Home prices were pulled down by A drop in the amount of luxury sales in the Greater Toronto Area nationwide as the nation’s biggest property market braces for higher rates of interest and cools off.
The average cost in Canada of residential properties sold in July slipped to $478,696, down 0.3 percent in the same month in 2016 — the initial year-over-year decline nationwide since February, 2013.
The amount of Canadian home sales slumped in July to 42,238 transactions, an 11.9-per-cent reduction compared with a year earlier, the Canadian Real Estate Association said Tuesday. The downturn marked the fourth time that sales volume dropped over month in Canada.
Economists say while the home supply crisis has eased a taxation in Ontario has crimped demand from the GTA. The 15-per-cent taxation on home buyers of Ontario applies to the Greater Golden Horseshoe region and took effect.
“I’d argue that the larger impact has been emotional on risky activity which was ramping up in the GTA,” BMO Nesbitt Burns Inc. senior economist Robert Kavcic stated in an interview. “The Ontario policy changes themselves kind of sent a message that we are not going to have cost growth but a price correction. That probably caused speculators and possible buyers to step back to the sidelines.”

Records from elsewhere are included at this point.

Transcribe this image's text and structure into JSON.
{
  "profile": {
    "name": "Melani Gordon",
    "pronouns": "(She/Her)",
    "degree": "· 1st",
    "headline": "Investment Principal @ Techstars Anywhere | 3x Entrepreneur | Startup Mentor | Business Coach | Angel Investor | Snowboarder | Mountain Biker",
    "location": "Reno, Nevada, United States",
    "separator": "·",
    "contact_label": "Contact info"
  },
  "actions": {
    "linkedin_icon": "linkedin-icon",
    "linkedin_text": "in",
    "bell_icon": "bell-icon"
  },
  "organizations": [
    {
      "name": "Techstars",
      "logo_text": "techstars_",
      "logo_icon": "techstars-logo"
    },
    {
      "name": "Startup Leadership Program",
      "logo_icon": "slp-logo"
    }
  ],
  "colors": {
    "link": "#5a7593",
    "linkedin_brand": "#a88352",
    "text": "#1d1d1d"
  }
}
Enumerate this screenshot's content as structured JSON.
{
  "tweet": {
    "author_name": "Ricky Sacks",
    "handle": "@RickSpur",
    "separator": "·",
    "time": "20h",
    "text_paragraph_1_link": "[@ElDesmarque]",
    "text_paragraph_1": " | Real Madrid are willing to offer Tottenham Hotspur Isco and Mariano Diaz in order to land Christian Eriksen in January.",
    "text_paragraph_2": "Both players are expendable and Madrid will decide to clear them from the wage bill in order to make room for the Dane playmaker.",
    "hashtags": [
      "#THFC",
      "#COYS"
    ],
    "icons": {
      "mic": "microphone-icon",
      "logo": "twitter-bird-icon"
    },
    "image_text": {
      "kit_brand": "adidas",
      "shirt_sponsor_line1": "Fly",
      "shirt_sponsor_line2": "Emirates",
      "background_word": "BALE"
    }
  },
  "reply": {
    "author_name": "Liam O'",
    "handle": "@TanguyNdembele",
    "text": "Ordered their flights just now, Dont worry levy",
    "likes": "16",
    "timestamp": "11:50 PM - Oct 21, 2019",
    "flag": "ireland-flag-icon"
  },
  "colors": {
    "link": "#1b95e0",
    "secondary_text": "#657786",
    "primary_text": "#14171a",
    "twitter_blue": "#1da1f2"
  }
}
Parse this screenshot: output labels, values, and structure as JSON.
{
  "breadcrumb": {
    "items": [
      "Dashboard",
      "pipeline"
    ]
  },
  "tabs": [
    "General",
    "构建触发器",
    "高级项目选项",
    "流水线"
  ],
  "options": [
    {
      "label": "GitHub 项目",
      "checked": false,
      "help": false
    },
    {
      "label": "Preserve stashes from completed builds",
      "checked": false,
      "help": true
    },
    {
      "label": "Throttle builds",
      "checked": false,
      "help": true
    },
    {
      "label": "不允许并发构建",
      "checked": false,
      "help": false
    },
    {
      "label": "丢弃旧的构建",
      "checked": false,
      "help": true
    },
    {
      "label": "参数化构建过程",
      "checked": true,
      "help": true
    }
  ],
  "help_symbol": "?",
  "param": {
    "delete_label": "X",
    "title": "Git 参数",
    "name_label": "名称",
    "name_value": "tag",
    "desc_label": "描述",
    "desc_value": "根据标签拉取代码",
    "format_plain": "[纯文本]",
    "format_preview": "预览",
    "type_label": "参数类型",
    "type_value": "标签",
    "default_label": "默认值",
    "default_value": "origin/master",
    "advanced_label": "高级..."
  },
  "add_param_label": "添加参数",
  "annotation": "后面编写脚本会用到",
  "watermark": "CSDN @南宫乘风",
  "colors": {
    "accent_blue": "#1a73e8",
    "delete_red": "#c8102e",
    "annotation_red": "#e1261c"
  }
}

Mr. Kavcic stated the GTA may experience a longer recovery period than that which the Vancouver area went through over the last year. The B.C. government slapped a 15-per-cent taxation on overseas home buyers in the Vancouver region in August, 2016, a movement which helped dampen the B.C. marketplace before it began bouncing back in the spring.
“Throw in a Bank of Canada rate hike from the equation, that we got in July. Prices have risen once and they are probably going to grow again this year,” Mr. Kavcic stated. “It seems like the price correction in the GTA is running somewhat deeper than in Vancouver, and perhaps going to play out a bit more. An increasing rate environment is just another headwind not only on affordability but general buyer psychology also.”
Excluding the GTA and Greater Vancouver, the average home price in July climbed 4.5 percent nationwide in comparison to a year earlier.
Sales activity could be starting to bottom in the Greater Golden Horseshoe area, said Gregory Klump.
Residential sales in July compared with a year earlier dropped 40.7 percent in the GTA while falling 28.2 percent in the Niagara area and declining 23.6 percent in Hamilton-Burlington.
Christopher Alexander manager of the Ontario-Atlantic Canada area of Re/Max Integra, said he believes the Greater Golden Horseshoe to be a market.
The source of resale properties is not as tight as before, with 2.6 months of stock in July from the Greater Golden Horseshoe area, compared with 0.8 weeks in February and March.
“Buyers don’t need to rush to make decisions. What we experienced at the first part of the year was not healthy,” Mr. Alexander said from Mississauga.
The benchmark price of average GTA properties sold in July hit $773,000, down 4.7 percent from June but still up 18.1 percent in the same month in 2016. “Further monthly declines — albeit more modest — are probably in the long run,” Royal Bank of Canada senior economist Robert Hogue stated in a research note. “Market psychology clearly has shifted since April in the area. Gone is the sooner frenzy.”
The benchmark residential cost for Greater Vancouver reached $1.02-million in July, a 2.1-per-cent rise from June and up 8.7 percent from July, 2016. Sales activity remains below the levels in 2016’s spring.
“July statistics provided further proof that the Vancouver-area market is not on a path of overheating again,” Mr. Hogue said.